TASK DIRECTIONS >>
Images do not belong in the copy. Retype all the entries below exactly.

AVAILABLE RECORDS >>
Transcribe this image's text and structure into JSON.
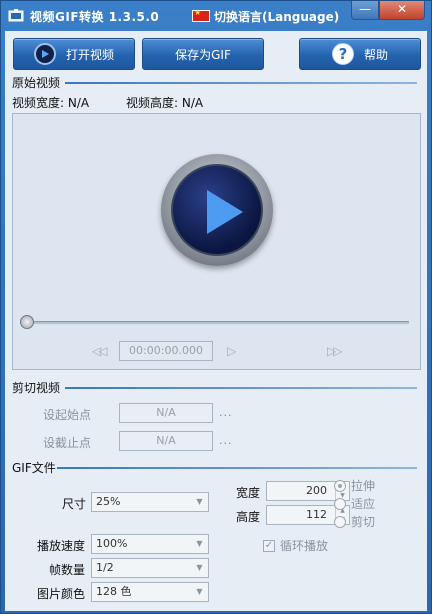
{
  "titlebar": {
    "title": "视频GIF转换 1.3.5.0",
    "language_label": "切换语言(Language)",
    "minimize_label": "—",
    "close_label": "✕"
  },
  "toolbar": {
    "open_label": "打开视频",
    "save_label": "保存为GIF",
    "help_label": "帮助"
  },
  "original": {
    "section_title": "原始视频",
    "width_label": "视频宽度: N/A",
    "height_label": "视频高度: N/A",
    "time_value": "00:00:00.000",
    "rewind_label": "◁◁",
    "play_label": "▷",
    "forward_label": "▷▷"
  },
  "cut": {
    "section_title": "剪切视频",
    "start_label": "设起始点",
    "start_value": "N/A",
    "end_label": "设截止点",
    "end_value": "N/A",
    "more_label": "..."
  },
  "gif": {
    "section_title": "GIF文件",
    "size_label": "尺寸",
    "size_value": "25%",
    "width_label": "宽度",
    "width_value": "200",
    "height_label": "高度",
    "height_value": "112",
    "mode_options": [
      "拉伸",
      "适应",
      "剪切"
    ],
    "mode_selected": "拉伸",
    "speed_label": "播放速度",
    "speed_value": "100%",
    "frames_label": "帧数量",
    "frames_value": "1/2",
    "colors_label": "图片颜色",
    "colors_value": "128 色",
    "loop_label": "循环播放",
    "loop_checked": true,
    "check_mark": "✓"
  },
  "colors": {
    "accent": "#2a68ad",
    "panel": "#e6edf5"
  },
  "icons": [
    "app-icon",
    "flag-icon",
    "play-icon",
    "help-icon",
    "rewind-icon",
    "forward-icon"
  ]
}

ANSWER SECTION >>
Transcribe this image's text and structure into JSON.
{
  "titlebar": {
    "title": "视频GIF转换 1.3.5.0",
    "language_label": "切换语言(Language)",
    "minimize_label": "—",
    "close_label": "✕"
  },
  "toolbar": {
    "open_label": "打开视频",
    "save_label": "保存为GIF",
    "help_label": "帮助"
  },
  "original": {
    "section_title": "原始视频",
    "width_label": "视频宽度: N/A",
    "height_label": "视频高度: N/A",
    "time_value": "00:00:00.000",
    "rewind_label": "◁◁",
    "play_label": "▷",
    "forward_label": "▷▷"
  },
  "cut": {
    "section_title": "剪切视频",
    "start_label": "设起始点",
    "start_value": "N/A",
    "end_label": "设截止点",
    "end_value": "N/A",
    "more_label": "..."
  },
  "gif": {
    "section_title": "GIF文件",
    "size_label": "尺寸",
    "size_value": "25%",
    "width_label": "宽度",
    "width_value": "200",
    "height_label": "高度",
    "height_value": "112",
    "mode_options": [
      "拉伸",
      "适应",
      "剪切"
    ],
    "mode_selected": "拉伸",
    "speed_label": "播放速度",
    "speed_value": "100%",
    "frames_label": "帧数量",
    "frames_value": "1/2",
    "colors_label": "图片颜色",
    "colors_value": "128 色",
    "loop_label": "循环播放",
    "loop_checked": true,
    "check_mark": "✓"
  },
  "colors": {
    "accent": "#2a68ad",
    "panel": "#e6edf5"
  },
  "icons": [
    "app-icon",
    "flag-icon",
    "play-icon",
    "help-icon",
    "rewind-icon",
    "forward-icon"
  ]
}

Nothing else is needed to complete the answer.